Who prefers the Greens, part 3

As predicted, the Liberals have given preferences to the Greens ahead of Labor, raising the prospect that the Greens might win some urban seats and perhaps hold the balance of power in a hung Parliament. As I’ve observed previously, the Greens have been subject to ferocious attacks, in the course of which they’ve been compared to Communists, Nazis, kooks and vandals. Presumably, a party that would give preferences to Communists or Nazis ought not to be supported by decent Australians.

So will any of those who have denounced the Greens in these terms follow through and advocate a vote against their Liberal allies? Will any of them even condemn the government? I’m not holding my breath.

Monday Message Board

It’s time for the Monday Message Board, where readers are invited to post their thoughts on any topic (civilised discussion and no coarse language, please). There will be plenty of posts from me on the election, and plenty of room for discussion, so I’d encourage Message Board comments on other issues.

Like drunken sailors

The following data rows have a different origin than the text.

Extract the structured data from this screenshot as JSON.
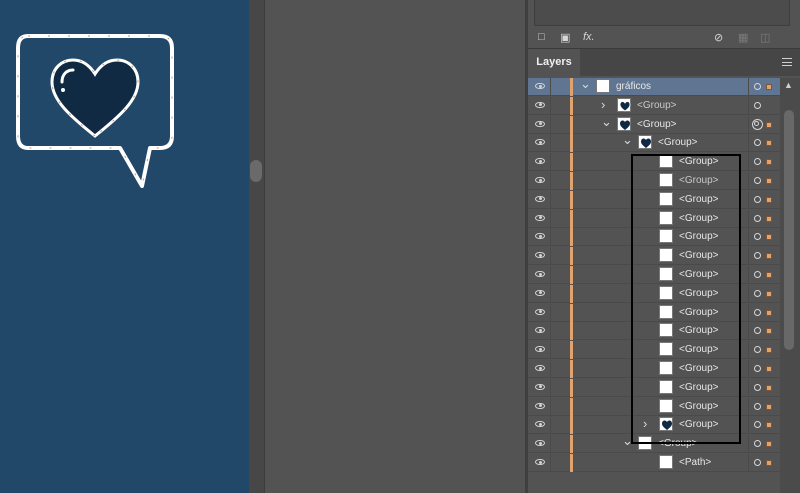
{
  "panel": {
    "title": "Layers",
    "top_icons": [
      "new-square-icon",
      "clip-mask-icon",
      "fx-icon",
      "no-icon",
      "new-layer-icon",
      "trash-icon"
    ],
    "fx_label": "fx."
  },
  "colors": {
    "canvas_bg": "#214868",
    "layer_color": "#e2a26b",
    "selected_row": "#5f7591"
  },
  "layers": [
    {
      "name": "gráficos",
      "depth": 0,
      "chevron": "v",
      "selected": true,
      "thumb": "blank",
      "target": "single"
    },
    {
      "name": "<Group>",
      "depth": 1,
      "chevron": ">",
      "thumb": "heart-bubble",
      "target": "single",
      "dim": true,
      "nosel": true
    },
    {
      "name": "<Group>",
      "depth": 1,
      "chevron": "v",
      "thumb": "heart",
      "target": "double"
    },
    {
      "name": "<Group>",
      "depth": 2,
      "chevron": "v",
      "thumb": "heart-big",
      "target": "single"
    },
    {
      "name": "<Group>",
      "depth": 3,
      "thumb": "blank",
      "target": "single"
    },
    {
      "name": "<Group>",
      "depth": 3,
      "thumb": "blank",
      "target": "single",
      "dim": true
    },
    {
      "name": "<Group>",
      "depth": 3,
      "thumb": "blank",
      "target": "single"
    },
    {
      "name": "<Group>",
      "depth": 3,
      "thumb": "blank",
      "target": "single"
    },
    {
      "name": "<Group>",
      "depth": 3,
      "thumb": "blank",
      "target": "single"
    },
    {
      "name": "<Group>",
      "depth": 3,
      "thumb": "blank",
      "target": "single"
    },
    {
      "name": "<Group>",
      "depth": 3,
      "thumb": "blank",
      "target": "single"
    },
    {
      "name": "<Group>",
      "depth": 3,
      "thumb": "blank",
      "target": "single"
    },
    {
      "name": "<Group>",
      "depth": 3,
      "thumb": "blank",
      "target": "single"
    },
    {
      "name": "<Group>",
      "depth": 3,
      "thumb": "blank",
      "target": "single"
    },
    {
      "name": "<Group>",
      "depth": 3,
      "thumb": "blank",
      "target": "single"
    },
    {
      "name": "<Group>",
      "depth": 3,
      "thumb": "blank",
      "target": "single"
    },
    {
      "name": "<Group>",
      "depth": 3,
      "thumb": "blank",
      "target": "single"
    },
    {
      "name": "<Group>",
      "depth": 3,
      "thumb": "blank",
      "target": "single"
    },
    {
      "name": "<Group>",
      "depth": 3,
      "chevron": ">",
      "thumb": "heart-big",
      "target": "single"
    },
    {
      "name": "<Group>",
      "depth": 2,
      "chevron": "v",
      "thumb": "blank",
      "target": "single"
    },
    {
      "name": "<Path>",
      "depth": 3,
      "thumb": "blank",
      "target": "single"
    }
  ]
}
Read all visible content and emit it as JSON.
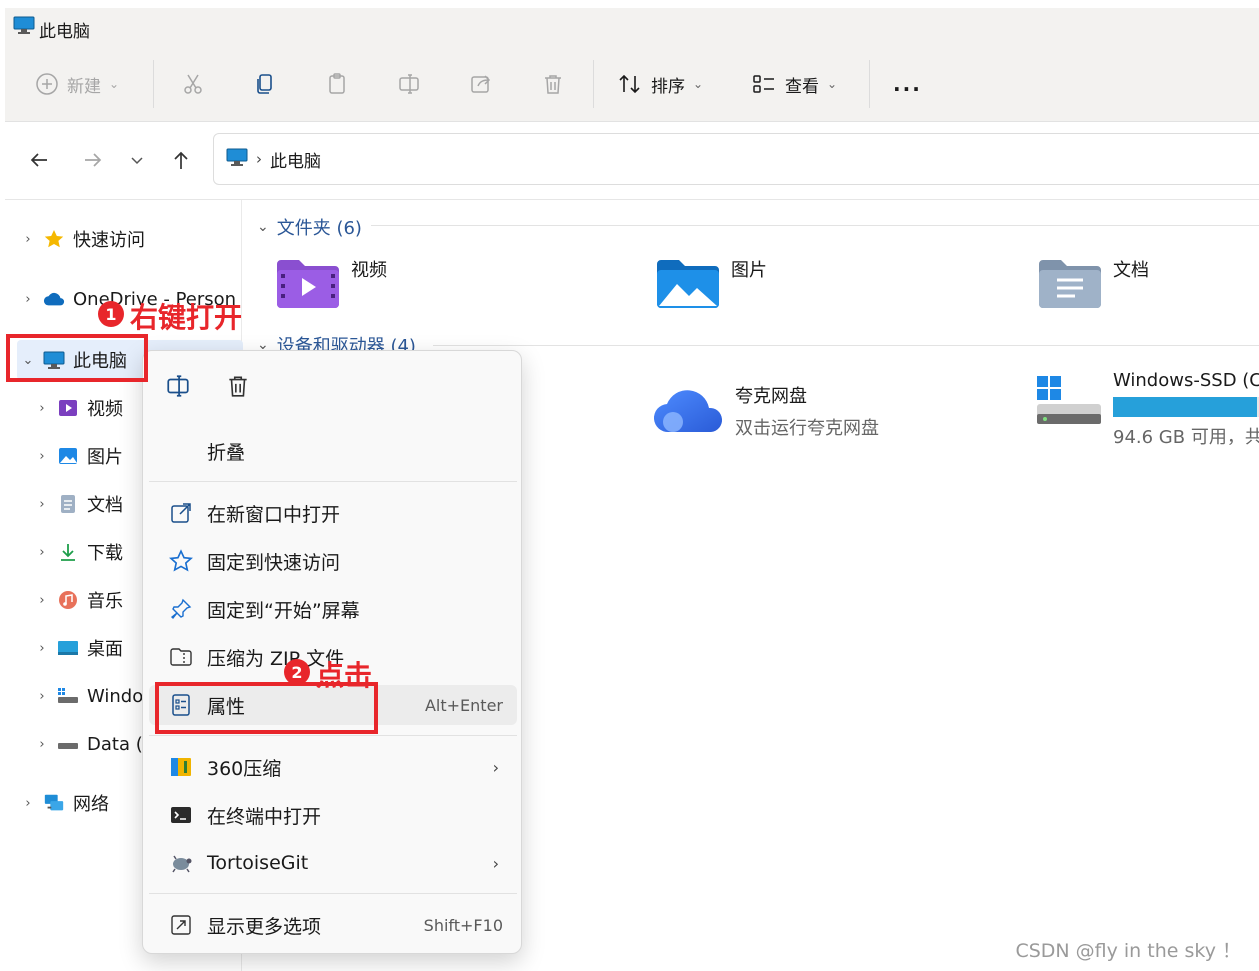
{
  "window": {
    "title": "此电脑"
  },
  "toolbar": {
    "new_label": "新建",
    "sort_label": "排序",
    "view_label": "查看",
    "more_label": "..."
  },
  "navbar": {
    "location_label": "此电脑"
  },
  "sidebar": {
    "items": [
      {
        "label": "快速访问"
      },
      {
        "label": "OneDrive - Person"
      },
      {
        "label": "此电脑"
      },
      {
        "label": "视频"
      },
      {
        "label": "图片"
      },
      {
        "label": "文档"
      },
      {
        "label": "下载"
      },
      {
        "label": "音乐"
      },
      {
        "label": "桌面"
      },
      {
        "label": "Windo"
      },
      {
        "label": "Data ("
      },
      {
        "label": "网络"
      }
    ]
  },
  "main": {
    "folders_group": "文件夹 (6)",
    "folders": [
      {
        "label": "视频"
      },
      {
        "label": "图片"
      },
      {
        "label": "文档"
      }
    ],
    "devices_group": "设备和驱动器 (4)",
    "devices": [
      {
        "label": "夸克网盘",
        "sublabel": "双击运行夸克网盘"
      },
      {
        "label": "Windows-SSD (C",
        "sublabel": "94.6 GB 可用，共",
        "usage_fraction": 0.9
      }
    ]
  },
  "context_menu": {
    "collapse": "折叠",
    "open_new_window": "在新窗口中打开",
    "pin_quick_access": "固定到快速访问",
    "pin_start": "固定到“开始”屏幕",
    "compress_zip": "压缩为 ZIP 文件",
    "properties": "属性",
    "properties_shortcut": "Alt+Enter",
    "compress_360": "360压缩",
    "open_terminal": "在终端中打开",
    "tortoisegit": "TortoiseGit",
    "show_more": "显示更多选项",
    "show_more_shortcut": "Shift+F10"
  },
  "annotations": {
    "step1_number": "1",
    "step1_text": "右键打开",
    "step2_number": "2",
    "step2_text": "点击"
  },
  "watermark": "CSDN @fly in the sky ！",
  "colors": {
    "annotation_red": "#e8262b",
    "drive_bar": "#26a0da",
    "selection": "#e5eefb"
  }
}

Paul Krugman, observing Bush’s deficit policy made the observation that the traditional Republican critique of the Keynesian case for using deficits to stimulate the economy (that, once you started running deficits, you’d never find a suitable time to stop) was true, but only as regards Republicans.

Similarly, having been announced his conversion to the cause of social democracy a few days ago, Howard is behaving like an economic rationalist’s caricature of a social democrat, spraying billions of dollars around in a combination of interest-group pork-barrelling and half-baked ideas for micromanagement of everything from the TAFE sector to the taxi industry. Meanwhile, the decision to make the states pay for the National Water Initiative means that basic needs for schools and hospitals will be worse-funded than before. Again, more detail from Chris Sheil

Labor’s correct response here, I would say is not to engage in an item-by-item bidding war, but to announce one big intervention in Medicare, using part of the money already spent by Howard.

Update Monday AM The “drunken sailor” description is irresistibly apt. Crikey used it to, and here’s the Oz editorial

The irrationality of terror

A lot of discussion of terrorism is based on the assumption that, however morally deplorable it may be, it’s effective. I don’t think this is true – terrorism generally harms the causes it supposedly seeks to advance. Anne Applebaum points to the kinds of evidence that convince me of this, notably the counterproductive effects of Palestinian terrorism. (I’d also mention the IRA, which has achieved less in 30 years of terrorism than could have been obtained if peaceful civil rights agitation had been maintained for a few years in the 1970s).

Let’s hear it for the lawyers

It’s going to be a long campaign, and many people will be glad of the diversion provided by the football finals. And, for me at least, the news has all been good on this front. Alastair Lynch is making a good recovery from his hamstring injury, and Brisbane’s crack lawyers got Jonathan Brown off on a technicality last night. Nothing is certain in sport or politics, but, with a full-strength team, Brisbane are odds-on to win a fourth straight premiership (Centrebet is paying $1.63, and this time I think the markets have it right).